-- Page and application data records --
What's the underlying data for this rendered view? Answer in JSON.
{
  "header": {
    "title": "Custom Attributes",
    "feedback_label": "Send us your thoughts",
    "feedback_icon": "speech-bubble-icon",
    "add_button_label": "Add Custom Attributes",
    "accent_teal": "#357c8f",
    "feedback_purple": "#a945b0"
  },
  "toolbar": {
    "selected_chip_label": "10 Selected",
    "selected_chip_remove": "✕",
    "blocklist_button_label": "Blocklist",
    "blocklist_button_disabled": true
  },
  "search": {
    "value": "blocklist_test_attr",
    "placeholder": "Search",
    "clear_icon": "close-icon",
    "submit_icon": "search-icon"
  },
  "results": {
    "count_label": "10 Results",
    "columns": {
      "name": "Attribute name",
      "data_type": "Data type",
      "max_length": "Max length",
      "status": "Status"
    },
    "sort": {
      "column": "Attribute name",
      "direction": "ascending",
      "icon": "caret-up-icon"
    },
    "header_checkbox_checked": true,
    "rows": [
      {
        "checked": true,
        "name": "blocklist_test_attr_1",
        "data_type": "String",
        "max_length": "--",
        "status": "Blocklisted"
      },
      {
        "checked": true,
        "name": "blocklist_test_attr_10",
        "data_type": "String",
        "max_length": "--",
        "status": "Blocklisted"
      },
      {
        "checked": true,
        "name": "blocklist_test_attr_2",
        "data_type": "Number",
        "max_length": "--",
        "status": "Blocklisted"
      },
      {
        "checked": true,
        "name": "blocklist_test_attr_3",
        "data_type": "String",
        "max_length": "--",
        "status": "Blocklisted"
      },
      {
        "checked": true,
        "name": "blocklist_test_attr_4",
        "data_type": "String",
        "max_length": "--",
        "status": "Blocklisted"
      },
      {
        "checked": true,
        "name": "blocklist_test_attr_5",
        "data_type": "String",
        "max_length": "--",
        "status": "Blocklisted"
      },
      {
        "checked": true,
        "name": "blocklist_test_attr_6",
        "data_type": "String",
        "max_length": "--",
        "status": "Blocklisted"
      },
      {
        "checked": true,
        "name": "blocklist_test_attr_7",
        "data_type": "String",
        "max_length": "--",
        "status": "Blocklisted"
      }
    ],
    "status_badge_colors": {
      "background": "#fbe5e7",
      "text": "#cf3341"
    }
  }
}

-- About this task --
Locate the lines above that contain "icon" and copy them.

-- Written answer --
    "feedback_icon": "speech-bubble-icon",
    "clear_icon": "close-icon",
    "submit_icon": "search-icon"
      "icon": "caret-up-icon"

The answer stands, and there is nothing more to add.